WHAT THIS TASK INVOLVES: Look through the records below and collect all lines that hold the string "drives".

RECORDS TO USE:

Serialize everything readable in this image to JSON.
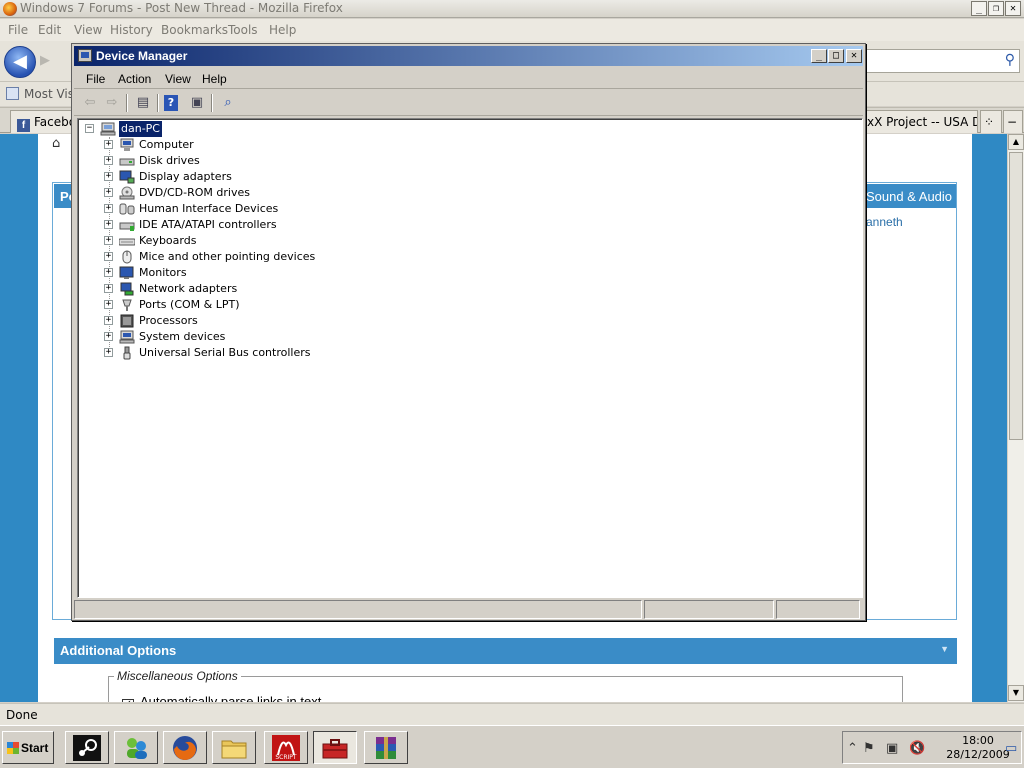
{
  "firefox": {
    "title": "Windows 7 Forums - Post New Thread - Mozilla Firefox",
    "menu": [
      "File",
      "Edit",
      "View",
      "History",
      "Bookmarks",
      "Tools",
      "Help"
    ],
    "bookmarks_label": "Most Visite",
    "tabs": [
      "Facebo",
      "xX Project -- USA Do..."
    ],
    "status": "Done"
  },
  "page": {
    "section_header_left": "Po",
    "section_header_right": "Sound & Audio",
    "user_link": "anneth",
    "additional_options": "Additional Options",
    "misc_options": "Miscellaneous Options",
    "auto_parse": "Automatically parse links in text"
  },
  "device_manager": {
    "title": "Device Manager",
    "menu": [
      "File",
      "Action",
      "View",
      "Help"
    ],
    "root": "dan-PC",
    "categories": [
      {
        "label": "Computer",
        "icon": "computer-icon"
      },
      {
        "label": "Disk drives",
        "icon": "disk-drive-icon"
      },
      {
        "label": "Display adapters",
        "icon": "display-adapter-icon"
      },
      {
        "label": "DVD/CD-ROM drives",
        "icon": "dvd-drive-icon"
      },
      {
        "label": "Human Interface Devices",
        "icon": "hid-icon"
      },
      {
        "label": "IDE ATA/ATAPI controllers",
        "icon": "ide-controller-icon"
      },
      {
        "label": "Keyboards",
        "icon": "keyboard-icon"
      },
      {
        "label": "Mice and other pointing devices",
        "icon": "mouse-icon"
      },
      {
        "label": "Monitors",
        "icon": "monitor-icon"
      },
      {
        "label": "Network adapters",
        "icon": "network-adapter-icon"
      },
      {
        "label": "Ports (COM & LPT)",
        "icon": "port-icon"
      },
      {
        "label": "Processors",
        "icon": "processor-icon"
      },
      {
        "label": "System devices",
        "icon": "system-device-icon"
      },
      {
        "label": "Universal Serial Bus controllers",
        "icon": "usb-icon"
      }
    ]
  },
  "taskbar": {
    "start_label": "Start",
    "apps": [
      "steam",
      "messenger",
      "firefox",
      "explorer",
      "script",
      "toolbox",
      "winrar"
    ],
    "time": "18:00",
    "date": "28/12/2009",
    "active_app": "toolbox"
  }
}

RESULT FOR THIS TASK:
        "label": "Disk drives",
        "label": "DVD/CD-ROM drives",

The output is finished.